You’d think after spending four Christmases fighting my way home across 900 miles, a quick hop from on side of a small mid-Atlantic state to the other could be accomplished with a minimum of fuss. If you thought that, however, you would be exactly wrong. Traveling with Maggie and Winston in tow is a task so complex that it makes even the planning for Normandy look like amateur hour. Beds, food, fuel, clothes, sundries, health and welfare items, medication – if I added barrier material and ammo I could cover down on all the classes of supply getting loaded into the truck in preparation for getting underway.
There’s a fair percentage – maybe 30% – of what’s getting packed that I won’t actually use or need. Still, I like knowing that I have it. You could fill warehouses with things I like having along “just in case.” For me, apparently it’s just in case I need to rebuild my life from the ground up starting only with what I have on hand with me in the truck.
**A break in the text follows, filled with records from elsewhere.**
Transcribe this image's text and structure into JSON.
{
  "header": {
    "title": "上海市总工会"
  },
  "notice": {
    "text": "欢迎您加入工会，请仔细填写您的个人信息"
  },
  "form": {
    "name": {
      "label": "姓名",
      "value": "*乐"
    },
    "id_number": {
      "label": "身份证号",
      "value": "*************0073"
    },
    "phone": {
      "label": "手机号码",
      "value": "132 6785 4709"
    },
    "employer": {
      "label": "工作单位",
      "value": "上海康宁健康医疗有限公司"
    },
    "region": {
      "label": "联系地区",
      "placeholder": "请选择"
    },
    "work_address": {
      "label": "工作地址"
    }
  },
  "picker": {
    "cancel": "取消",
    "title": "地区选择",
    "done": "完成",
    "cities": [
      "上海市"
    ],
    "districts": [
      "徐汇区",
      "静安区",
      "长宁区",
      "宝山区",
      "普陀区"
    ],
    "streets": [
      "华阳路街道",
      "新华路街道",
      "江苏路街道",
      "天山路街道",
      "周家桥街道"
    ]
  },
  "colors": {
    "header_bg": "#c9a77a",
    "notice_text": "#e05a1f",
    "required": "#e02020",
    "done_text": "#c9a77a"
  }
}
Almost disturbingly, that’s only a bit of an exaggeration. I don’t travel as much as I use to, but when I do, I travel heavy. After all, you never know what just in case might pop up requiring you to rebuild civilization using only contents of your luggage.
Once upon a time, I could pack a bag and be out the door in half an hour. That probably has as much to do with spending three out of every four weeks on the road as it did with having any actual skills worth mentioning. When you pack, unpack, repack, keep the bag under 30 pounds, narrow enough to fit in the overhead, wash, rinse, and repeat six times a month, you get proficient if only through the force of habit. It’s apparently one of those skills that atrophy when it’s not in regular use.
The reason I know this is because I had to swap out the bag that use to work for a week on the road for what use to be the “two week” bag. Then I added a backpack for good measure. And then I thought, “Eh, I’ll just throw in a cooler in case I need it at some point.” I’m pretty sure the planner in me died a little bit with that decision. It strikes me that a normal person would be able to know up front if they were going to need a cooler, but apparently now, I just stock one for “just in case” moments. One of the great drawbacks of traveling by truck instead of airliner is that it doesn’t actually force you to make decisions. You’ve got a nearly limitless maw of emptiness just waiting to take on all the junk you might, but probably won’t, use at some point in your journey.
Now if you’ll excuse me, I need to go rent a pallet jack to get my luggage outside.
It’s Sunday again and I know everyone has been eagerly awaiting their taste of what live was like way back in 2007. I’m happy to present for your perusal, five new (old) posts – the first five from September 2007. From what I can piece together there was alot of travel work work going on during the first half of the month – so interesting that apparently I forgot that September 11th was a thing. Fortunately the drudgery of business travel didn’t keep me from finding something wrong with the neighbors and being sure to tell the whole world about it. Overall, I think it’s a good cross section of the day-to-day mundane thoughts and the more epic ranting that you’ve all come to know and love over the last seven years of blogging.
Without further delay, enjoy your taste of September 2007.